“It’s pitiful how spineless I can be.”
“It’s natural for you to think that way because it’s the truth. Rather than wringing your hands and moping about, you are protecting the people of the village.”
“Is just doing that enough? I defend the village by bowing to the land gangs, and going along to get along. Is that really enough?”
He hardly did a thorough job of that either, to say nothing of preventing harm from the surrounding villages. He hadn’t been able to do a thing. He couldn’t end the misery, or stop the suffering of the people around him, or arrest the inexorable decline of the kingdom.
“There are some things you can’t do anything about. But you keep those feelings in mind, and the time will come when you can do something.”

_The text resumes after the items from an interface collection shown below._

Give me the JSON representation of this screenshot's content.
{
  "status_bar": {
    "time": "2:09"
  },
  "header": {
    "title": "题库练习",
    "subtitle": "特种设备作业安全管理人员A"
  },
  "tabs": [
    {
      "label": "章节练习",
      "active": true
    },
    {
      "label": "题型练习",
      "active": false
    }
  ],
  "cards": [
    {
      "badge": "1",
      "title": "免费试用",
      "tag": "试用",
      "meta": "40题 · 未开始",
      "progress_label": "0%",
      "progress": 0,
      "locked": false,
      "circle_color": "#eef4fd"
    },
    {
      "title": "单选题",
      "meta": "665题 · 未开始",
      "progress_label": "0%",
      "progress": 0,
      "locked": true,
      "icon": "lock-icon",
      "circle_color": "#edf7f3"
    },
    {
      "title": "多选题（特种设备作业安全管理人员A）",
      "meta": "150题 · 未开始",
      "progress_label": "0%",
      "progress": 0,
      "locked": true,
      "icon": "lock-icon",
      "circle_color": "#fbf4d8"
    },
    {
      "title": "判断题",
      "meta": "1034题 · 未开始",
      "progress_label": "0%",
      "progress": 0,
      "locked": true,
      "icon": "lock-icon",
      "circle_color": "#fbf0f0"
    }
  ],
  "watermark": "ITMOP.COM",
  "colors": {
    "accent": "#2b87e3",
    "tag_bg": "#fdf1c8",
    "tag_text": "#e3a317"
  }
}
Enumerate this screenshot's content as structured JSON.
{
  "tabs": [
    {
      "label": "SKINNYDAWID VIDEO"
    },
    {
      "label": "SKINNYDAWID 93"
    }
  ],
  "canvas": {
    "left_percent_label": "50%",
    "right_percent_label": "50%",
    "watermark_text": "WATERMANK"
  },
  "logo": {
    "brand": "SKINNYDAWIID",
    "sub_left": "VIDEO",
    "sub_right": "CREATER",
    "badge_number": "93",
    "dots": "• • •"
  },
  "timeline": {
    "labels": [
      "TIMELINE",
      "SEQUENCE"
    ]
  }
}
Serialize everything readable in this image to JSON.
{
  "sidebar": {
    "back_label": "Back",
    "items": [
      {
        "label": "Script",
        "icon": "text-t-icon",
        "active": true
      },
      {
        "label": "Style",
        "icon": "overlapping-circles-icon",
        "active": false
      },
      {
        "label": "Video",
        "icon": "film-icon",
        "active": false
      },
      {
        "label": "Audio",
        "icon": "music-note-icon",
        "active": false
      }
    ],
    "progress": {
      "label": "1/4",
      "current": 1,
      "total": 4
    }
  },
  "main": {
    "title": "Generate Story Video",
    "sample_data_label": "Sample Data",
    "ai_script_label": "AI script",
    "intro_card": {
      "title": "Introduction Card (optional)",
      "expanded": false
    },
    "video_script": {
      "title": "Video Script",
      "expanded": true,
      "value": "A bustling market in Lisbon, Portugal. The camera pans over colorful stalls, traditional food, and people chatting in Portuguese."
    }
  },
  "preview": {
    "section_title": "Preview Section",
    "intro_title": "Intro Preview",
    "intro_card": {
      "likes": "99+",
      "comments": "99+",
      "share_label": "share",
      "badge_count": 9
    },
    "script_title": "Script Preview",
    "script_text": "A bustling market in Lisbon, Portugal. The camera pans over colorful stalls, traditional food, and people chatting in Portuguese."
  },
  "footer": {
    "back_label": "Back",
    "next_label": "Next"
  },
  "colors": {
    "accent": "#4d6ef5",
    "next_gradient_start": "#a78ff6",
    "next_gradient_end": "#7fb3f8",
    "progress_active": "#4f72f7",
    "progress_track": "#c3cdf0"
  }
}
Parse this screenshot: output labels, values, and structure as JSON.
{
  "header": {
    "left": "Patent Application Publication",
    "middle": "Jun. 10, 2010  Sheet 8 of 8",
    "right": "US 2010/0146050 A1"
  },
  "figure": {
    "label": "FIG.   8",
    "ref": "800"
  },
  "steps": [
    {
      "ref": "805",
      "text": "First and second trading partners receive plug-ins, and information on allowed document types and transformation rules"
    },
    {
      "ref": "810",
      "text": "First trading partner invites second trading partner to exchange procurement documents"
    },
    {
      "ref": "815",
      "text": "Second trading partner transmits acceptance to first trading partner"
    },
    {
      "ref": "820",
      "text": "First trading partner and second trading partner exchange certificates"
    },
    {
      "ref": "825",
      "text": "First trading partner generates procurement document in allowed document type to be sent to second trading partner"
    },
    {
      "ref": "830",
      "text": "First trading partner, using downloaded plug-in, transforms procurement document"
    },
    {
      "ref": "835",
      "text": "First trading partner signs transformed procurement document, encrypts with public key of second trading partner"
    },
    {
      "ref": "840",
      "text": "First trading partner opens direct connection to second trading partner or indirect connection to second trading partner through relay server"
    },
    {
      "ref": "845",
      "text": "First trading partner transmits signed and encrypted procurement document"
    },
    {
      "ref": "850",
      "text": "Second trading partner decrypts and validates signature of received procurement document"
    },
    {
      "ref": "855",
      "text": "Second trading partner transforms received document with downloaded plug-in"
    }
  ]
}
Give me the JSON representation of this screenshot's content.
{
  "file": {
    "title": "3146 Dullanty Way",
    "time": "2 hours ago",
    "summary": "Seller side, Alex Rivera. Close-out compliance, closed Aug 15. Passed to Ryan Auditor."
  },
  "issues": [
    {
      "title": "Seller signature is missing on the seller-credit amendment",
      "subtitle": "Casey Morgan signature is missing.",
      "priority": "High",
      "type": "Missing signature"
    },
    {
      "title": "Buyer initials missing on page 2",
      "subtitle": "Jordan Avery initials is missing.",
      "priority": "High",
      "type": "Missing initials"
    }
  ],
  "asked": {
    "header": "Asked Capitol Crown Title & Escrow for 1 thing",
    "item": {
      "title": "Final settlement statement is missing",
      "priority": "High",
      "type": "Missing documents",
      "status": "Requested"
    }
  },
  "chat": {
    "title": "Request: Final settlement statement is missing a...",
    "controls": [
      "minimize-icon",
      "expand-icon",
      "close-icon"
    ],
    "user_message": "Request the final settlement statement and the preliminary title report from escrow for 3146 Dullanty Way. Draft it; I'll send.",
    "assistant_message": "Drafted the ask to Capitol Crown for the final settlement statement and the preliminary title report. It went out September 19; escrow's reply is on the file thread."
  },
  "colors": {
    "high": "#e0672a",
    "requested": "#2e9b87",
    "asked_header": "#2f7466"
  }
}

“Well, I’d like to think so.”
“Speaking of which, if you keep your eyes peeled, you might spot a wayfarer about these parts.”
“Someone traveling through?”
The man nodded. “A man with a military pedigree. Anything spring to mind? He has white hair and crimson eyes.”
At first, Teisetsu shook his head.
So Hakugyuu was searching for someone. There was nothing unusual about a man with white hair. Crimson eyes were unusual. He shouldn’t forget meeting someone like that. On the other hand, telling the color of somebody’s eyes was not always that easy. The available light had an effect, and without a clear look, the color of a person’s eyes often didn’t even register.
“I couldn’t say for certain. Perhaps.”
“You don’t say,” Hakugyuu muttered.
“Are we talking about a dangerous person?” Teisetsu asked with sense of foreboding. An enemy of this man, for example. A wanted criminal.
He slowly shook his head. “No. The emperor of our kingdom.”